● **Assigned task**
Only lines that contain the word "subtitle" are to be returned from the data below.

──────── Data for this task

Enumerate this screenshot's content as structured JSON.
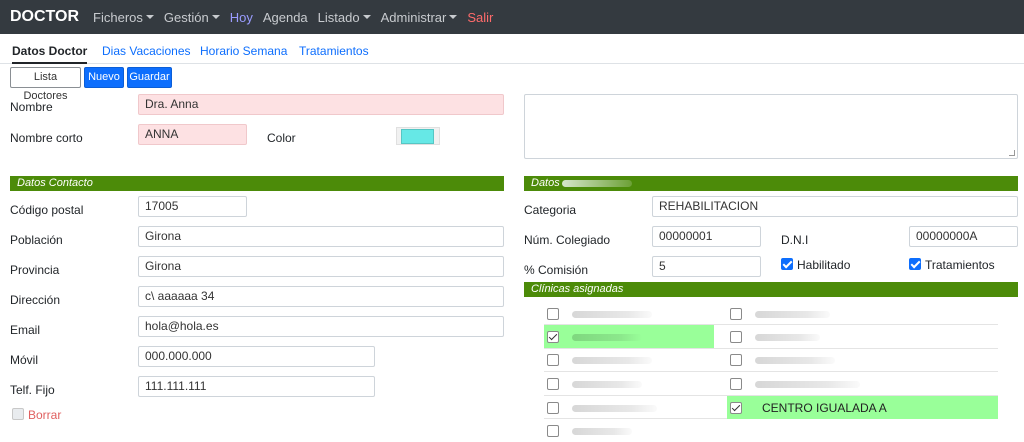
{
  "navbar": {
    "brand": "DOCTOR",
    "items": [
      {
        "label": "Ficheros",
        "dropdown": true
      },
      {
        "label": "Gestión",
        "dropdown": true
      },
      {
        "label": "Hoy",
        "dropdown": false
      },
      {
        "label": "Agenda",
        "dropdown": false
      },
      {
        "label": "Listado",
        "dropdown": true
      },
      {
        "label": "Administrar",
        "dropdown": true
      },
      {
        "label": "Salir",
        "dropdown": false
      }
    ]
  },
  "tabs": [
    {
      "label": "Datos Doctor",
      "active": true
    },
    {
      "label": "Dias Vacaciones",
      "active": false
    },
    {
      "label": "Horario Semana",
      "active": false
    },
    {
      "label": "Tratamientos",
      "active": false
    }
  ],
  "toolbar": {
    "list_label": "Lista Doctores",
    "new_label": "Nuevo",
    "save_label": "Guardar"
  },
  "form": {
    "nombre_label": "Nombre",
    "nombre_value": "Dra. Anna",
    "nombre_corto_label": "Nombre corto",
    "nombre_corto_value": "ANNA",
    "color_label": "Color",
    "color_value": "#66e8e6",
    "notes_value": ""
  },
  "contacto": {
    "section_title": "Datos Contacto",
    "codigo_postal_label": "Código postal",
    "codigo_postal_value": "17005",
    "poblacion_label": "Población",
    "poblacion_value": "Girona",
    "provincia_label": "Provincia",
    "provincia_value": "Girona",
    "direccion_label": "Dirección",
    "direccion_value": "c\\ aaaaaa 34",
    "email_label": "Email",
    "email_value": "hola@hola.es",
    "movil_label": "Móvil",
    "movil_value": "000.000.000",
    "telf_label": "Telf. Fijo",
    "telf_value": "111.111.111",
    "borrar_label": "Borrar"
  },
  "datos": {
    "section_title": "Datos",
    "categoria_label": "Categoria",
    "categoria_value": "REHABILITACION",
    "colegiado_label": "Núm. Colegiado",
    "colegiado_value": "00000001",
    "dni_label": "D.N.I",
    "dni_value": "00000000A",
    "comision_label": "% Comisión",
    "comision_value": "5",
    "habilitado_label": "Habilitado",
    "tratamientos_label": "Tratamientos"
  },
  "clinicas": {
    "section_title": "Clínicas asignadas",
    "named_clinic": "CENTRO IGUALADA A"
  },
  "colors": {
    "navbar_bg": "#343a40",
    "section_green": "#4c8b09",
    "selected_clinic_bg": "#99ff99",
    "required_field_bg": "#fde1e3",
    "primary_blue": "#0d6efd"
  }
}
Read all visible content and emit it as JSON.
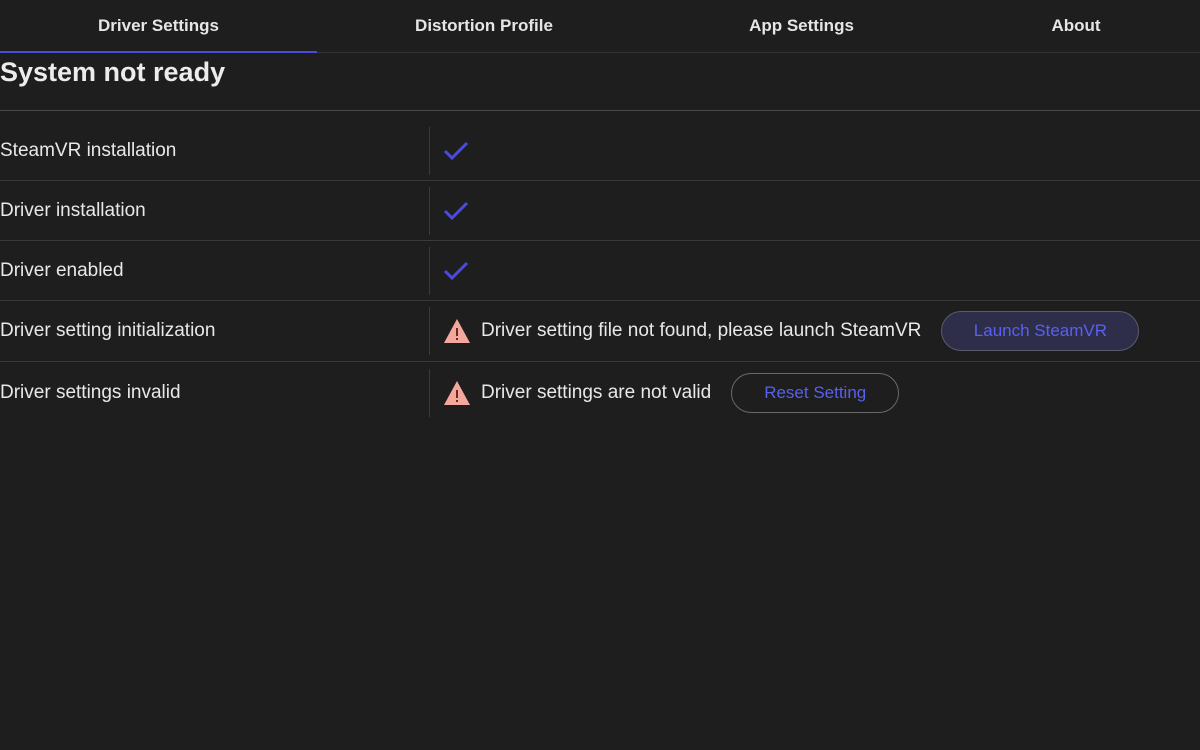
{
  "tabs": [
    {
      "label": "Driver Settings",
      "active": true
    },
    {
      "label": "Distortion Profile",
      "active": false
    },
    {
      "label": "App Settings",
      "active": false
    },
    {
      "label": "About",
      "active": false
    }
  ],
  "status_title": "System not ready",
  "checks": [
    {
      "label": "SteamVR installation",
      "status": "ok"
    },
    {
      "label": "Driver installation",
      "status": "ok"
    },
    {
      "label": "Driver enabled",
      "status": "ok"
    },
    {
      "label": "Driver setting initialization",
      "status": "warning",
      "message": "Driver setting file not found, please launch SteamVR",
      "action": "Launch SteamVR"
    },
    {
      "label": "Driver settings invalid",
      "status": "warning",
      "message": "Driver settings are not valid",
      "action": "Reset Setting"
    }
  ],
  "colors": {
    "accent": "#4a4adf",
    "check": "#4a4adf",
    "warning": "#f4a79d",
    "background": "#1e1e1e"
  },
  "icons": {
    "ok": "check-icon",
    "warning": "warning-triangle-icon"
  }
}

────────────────
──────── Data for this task

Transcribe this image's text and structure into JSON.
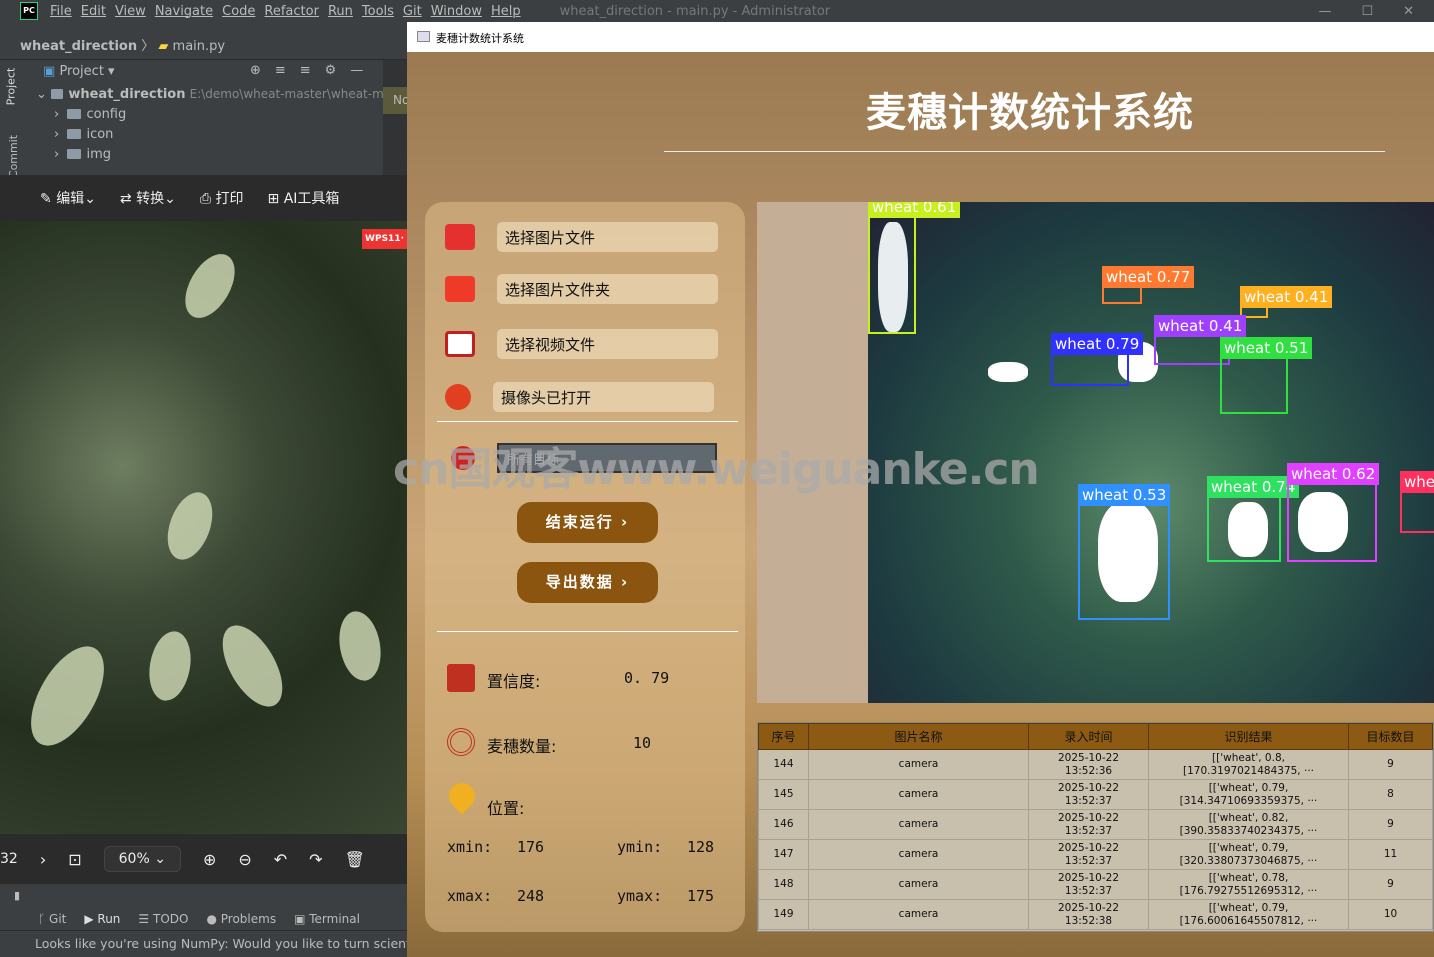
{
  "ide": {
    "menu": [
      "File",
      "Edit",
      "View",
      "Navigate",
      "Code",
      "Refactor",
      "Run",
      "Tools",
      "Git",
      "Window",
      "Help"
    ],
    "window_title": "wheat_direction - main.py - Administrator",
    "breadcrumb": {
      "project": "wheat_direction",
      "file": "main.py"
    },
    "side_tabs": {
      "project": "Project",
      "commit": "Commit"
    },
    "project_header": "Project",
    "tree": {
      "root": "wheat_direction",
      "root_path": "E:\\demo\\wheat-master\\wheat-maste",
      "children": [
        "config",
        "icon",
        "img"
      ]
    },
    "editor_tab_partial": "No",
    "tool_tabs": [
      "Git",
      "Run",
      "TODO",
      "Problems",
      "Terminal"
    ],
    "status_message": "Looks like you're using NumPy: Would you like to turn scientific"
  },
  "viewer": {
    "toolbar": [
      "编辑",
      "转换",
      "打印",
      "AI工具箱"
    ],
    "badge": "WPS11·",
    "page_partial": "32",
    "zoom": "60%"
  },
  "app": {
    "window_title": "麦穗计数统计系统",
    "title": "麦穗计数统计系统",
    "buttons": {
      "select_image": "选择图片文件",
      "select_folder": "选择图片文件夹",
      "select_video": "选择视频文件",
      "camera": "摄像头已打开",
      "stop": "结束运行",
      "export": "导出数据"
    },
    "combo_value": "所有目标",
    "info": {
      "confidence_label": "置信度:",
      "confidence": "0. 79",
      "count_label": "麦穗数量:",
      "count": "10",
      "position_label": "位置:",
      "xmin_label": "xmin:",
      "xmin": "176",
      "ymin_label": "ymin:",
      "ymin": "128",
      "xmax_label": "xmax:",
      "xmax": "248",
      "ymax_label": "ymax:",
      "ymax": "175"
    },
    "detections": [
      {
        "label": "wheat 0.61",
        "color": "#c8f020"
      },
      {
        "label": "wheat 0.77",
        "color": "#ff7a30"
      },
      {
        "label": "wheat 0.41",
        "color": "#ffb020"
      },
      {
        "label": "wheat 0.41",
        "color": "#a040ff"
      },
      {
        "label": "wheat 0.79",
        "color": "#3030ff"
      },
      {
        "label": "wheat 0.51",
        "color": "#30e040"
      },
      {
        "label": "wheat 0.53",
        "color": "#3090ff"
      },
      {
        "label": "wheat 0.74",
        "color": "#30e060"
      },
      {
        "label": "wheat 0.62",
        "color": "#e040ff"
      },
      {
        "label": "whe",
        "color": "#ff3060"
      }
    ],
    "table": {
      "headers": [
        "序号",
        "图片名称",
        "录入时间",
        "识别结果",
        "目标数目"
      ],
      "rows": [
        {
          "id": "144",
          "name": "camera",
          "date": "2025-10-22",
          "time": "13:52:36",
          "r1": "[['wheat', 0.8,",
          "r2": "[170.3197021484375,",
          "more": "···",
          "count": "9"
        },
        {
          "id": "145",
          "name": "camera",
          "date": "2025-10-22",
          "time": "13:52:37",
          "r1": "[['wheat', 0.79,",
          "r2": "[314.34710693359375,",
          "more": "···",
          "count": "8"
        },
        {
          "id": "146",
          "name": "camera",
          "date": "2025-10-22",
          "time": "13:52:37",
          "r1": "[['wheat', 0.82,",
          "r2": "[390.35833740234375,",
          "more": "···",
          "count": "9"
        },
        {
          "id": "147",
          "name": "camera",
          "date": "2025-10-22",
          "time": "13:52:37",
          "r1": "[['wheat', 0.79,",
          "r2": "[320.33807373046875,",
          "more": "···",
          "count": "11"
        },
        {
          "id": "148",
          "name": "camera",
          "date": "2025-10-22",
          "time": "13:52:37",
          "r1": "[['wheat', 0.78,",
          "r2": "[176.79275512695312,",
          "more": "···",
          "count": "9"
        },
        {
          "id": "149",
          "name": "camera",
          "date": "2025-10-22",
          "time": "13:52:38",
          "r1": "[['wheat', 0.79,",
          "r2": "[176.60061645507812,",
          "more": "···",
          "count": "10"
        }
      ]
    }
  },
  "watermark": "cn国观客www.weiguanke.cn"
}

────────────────
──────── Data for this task

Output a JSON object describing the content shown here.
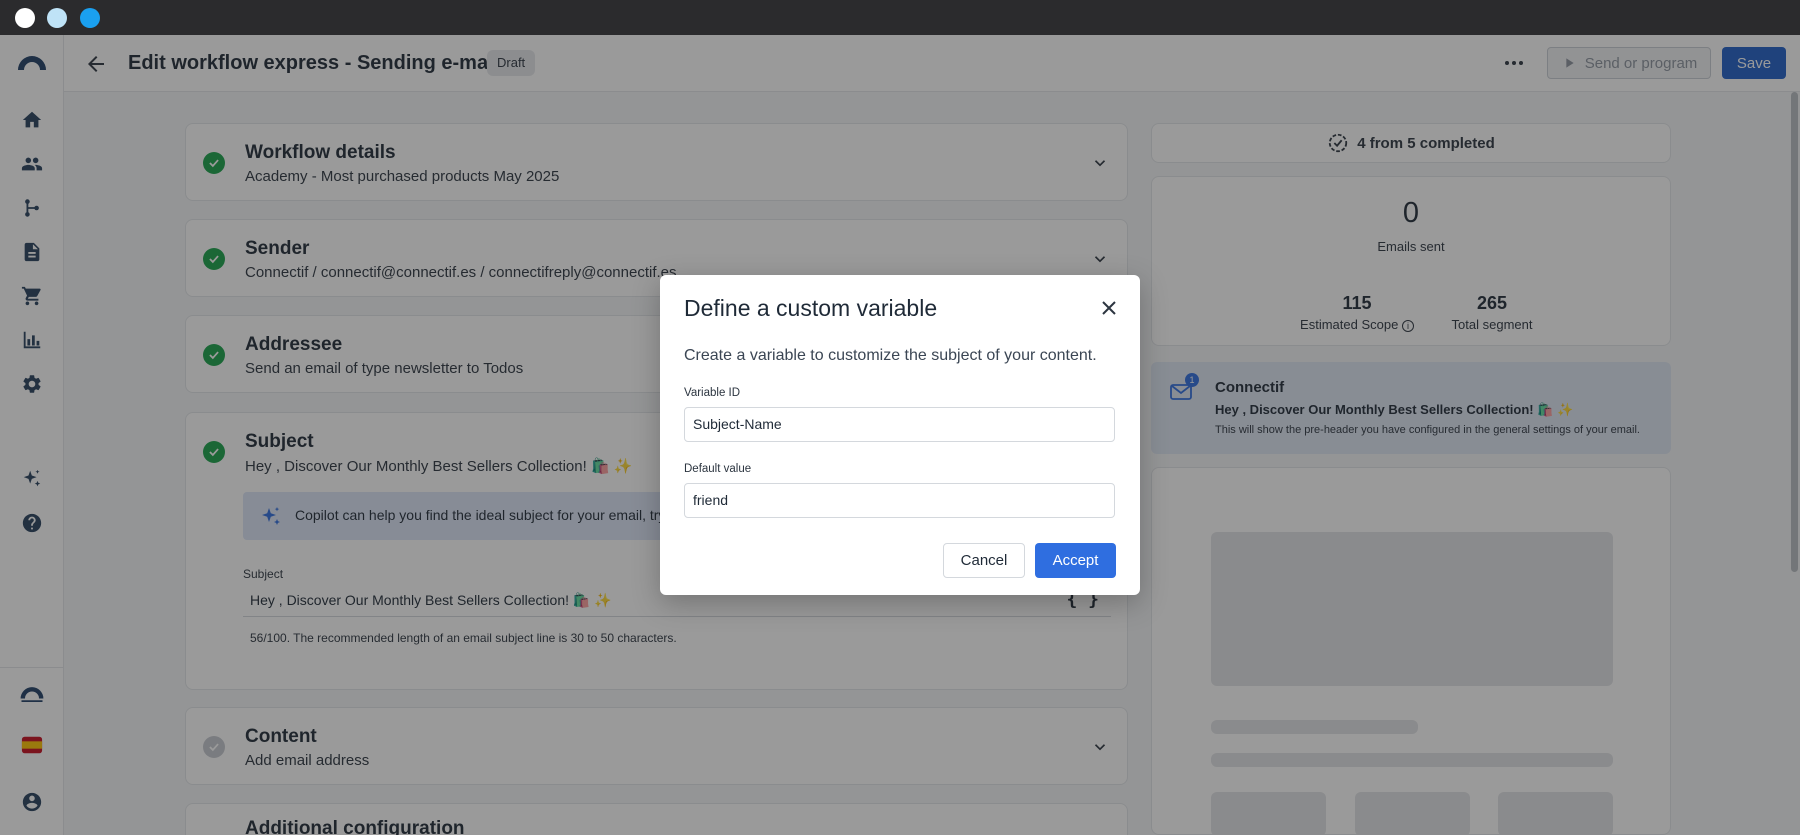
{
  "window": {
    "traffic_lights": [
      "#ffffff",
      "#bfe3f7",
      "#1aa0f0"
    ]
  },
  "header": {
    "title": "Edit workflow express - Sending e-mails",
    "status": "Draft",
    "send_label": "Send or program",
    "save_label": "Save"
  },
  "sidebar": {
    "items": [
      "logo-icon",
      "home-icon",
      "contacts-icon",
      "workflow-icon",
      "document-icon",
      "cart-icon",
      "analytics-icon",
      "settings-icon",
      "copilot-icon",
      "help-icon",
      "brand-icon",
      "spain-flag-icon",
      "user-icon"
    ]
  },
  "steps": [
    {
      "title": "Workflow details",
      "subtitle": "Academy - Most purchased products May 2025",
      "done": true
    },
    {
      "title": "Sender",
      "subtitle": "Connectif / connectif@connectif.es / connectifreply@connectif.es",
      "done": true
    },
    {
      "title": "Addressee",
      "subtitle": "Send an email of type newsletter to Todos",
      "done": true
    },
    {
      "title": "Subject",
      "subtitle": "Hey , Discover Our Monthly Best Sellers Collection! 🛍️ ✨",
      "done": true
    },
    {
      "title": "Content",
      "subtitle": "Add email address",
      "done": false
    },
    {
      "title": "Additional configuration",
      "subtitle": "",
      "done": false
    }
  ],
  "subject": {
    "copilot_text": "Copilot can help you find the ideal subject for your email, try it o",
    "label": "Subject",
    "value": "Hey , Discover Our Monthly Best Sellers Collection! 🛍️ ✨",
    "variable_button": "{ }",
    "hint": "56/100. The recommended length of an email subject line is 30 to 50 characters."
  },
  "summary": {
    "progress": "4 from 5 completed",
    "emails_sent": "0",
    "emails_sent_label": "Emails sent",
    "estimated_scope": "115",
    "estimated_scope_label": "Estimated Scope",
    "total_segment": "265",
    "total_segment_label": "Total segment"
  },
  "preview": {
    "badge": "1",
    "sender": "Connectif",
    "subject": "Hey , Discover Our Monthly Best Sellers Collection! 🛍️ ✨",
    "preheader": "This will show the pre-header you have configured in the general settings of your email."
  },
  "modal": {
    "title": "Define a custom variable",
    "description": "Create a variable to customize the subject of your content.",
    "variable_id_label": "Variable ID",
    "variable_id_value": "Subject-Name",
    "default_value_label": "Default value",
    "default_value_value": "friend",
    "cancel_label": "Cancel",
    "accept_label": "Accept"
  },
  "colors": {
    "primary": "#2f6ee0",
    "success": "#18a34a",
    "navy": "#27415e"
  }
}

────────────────

● **Written answer**
      "subtitle": "Academy - Most purchased products May 2025",
      "subtitle": "Connectif / connectif@connectif.es / connectifreply@connectif.es",
      "subtitle": "Send an email of type newsletter to Todos",
      "subtitle": "Hey , Discover Our Monthly Best Sellers Collection! 🛍️ ✨",
      "subtitle": "Add email address",
      "subtitle": "",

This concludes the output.